* _INSTRUCTIONS TO FOLLOW_: Tally the lines of the records that contain the string "teknolojileri", then give the total and nothing more.

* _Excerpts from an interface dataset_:
▬▬▬

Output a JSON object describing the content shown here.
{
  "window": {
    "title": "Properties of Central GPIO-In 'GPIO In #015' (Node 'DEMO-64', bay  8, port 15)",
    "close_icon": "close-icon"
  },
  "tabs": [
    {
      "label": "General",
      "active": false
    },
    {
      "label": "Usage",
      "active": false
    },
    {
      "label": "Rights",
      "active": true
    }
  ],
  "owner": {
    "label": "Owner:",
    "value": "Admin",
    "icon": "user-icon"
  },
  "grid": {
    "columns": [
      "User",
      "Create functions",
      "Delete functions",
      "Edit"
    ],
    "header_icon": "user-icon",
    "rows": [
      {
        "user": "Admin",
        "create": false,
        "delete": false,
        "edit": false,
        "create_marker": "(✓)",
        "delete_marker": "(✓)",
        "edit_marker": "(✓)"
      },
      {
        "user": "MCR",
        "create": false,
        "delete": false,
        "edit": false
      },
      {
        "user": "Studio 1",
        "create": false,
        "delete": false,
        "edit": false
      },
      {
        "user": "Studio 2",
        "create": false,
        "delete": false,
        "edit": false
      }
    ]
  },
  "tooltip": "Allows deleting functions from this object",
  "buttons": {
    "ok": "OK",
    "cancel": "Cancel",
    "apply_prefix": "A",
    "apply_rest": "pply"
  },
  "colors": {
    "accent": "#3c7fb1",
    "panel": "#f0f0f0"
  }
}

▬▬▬

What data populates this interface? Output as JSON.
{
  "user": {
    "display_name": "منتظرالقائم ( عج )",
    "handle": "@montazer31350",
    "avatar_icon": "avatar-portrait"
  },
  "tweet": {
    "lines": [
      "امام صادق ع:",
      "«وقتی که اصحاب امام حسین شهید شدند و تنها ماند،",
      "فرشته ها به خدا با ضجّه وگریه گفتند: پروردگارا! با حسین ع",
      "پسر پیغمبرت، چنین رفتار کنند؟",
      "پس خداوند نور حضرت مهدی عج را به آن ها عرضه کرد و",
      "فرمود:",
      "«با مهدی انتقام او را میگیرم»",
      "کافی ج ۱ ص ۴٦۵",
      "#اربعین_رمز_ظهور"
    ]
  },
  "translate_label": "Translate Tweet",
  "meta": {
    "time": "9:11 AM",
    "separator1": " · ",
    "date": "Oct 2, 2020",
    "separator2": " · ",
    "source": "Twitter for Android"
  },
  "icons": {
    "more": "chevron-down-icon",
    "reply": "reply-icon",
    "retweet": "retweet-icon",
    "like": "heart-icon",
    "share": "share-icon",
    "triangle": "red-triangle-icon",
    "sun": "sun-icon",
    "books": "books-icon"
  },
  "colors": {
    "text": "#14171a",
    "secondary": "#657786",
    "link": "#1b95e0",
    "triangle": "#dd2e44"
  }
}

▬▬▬

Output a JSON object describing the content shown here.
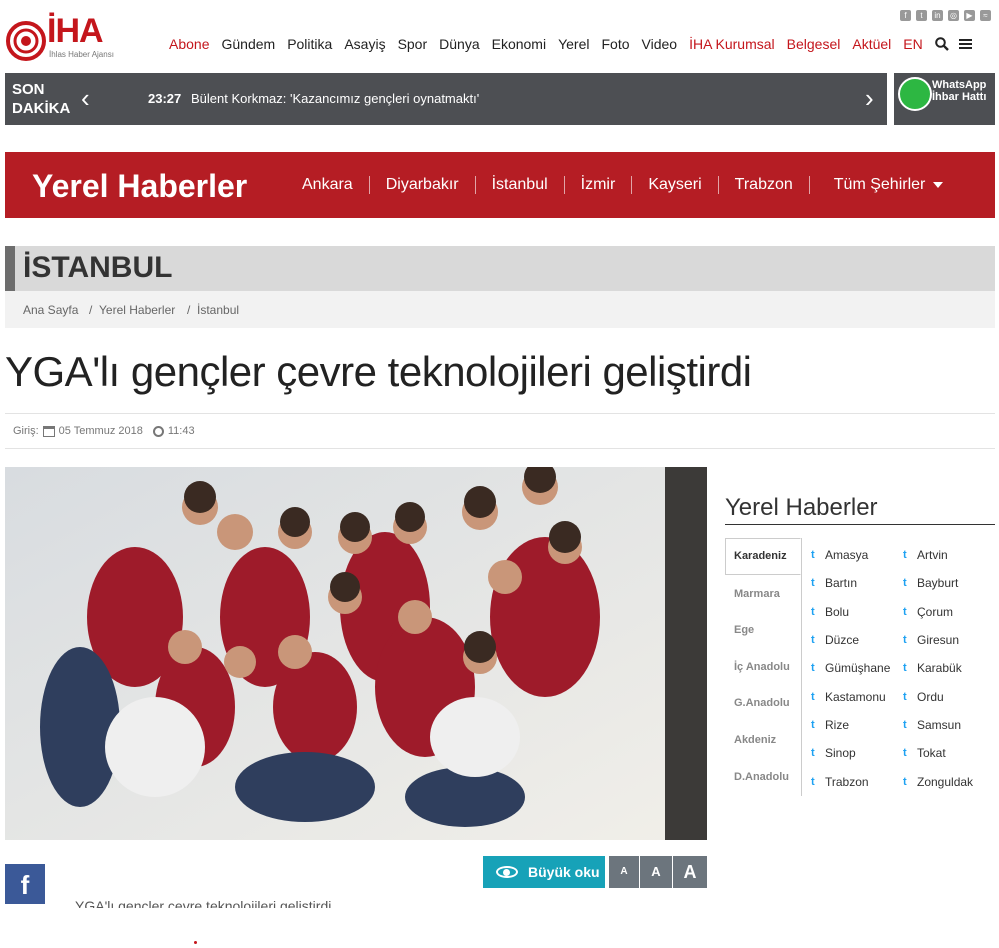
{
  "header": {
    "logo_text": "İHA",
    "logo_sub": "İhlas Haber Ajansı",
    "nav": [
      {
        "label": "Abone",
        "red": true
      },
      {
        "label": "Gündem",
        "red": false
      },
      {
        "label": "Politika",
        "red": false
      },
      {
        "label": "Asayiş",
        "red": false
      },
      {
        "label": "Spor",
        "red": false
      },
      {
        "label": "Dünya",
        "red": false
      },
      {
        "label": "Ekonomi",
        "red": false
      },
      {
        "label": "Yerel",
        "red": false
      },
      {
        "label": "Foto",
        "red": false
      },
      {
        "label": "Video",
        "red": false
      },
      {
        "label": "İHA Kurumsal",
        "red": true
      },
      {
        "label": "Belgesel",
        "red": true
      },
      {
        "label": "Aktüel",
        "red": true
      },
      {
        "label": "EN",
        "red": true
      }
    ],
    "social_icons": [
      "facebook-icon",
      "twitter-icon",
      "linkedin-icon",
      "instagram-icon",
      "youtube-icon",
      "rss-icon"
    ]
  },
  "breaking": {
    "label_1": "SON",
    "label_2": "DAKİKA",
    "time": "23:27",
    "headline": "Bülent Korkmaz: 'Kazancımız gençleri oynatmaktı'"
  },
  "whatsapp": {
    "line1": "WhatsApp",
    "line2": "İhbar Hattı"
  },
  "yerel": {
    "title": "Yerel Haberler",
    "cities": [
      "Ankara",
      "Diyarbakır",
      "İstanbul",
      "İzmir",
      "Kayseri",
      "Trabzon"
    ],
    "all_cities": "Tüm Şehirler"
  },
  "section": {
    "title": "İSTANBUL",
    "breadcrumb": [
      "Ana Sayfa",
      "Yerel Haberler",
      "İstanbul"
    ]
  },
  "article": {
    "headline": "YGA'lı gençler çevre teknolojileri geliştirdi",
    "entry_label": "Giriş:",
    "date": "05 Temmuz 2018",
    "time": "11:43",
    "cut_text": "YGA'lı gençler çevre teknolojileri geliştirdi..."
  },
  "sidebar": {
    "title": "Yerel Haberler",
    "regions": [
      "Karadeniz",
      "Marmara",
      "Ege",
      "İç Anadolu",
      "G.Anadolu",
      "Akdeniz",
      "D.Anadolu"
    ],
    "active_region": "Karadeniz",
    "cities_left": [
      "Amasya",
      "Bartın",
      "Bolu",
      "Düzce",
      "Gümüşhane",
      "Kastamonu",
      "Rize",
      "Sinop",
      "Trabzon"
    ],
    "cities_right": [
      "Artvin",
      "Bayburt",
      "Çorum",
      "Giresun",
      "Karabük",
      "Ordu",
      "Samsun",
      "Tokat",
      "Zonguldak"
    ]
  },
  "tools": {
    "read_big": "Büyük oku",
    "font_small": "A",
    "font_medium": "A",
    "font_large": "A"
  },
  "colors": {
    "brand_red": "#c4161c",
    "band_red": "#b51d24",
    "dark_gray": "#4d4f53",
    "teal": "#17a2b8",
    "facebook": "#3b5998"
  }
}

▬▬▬

* _YOUR RESPONSE_: 2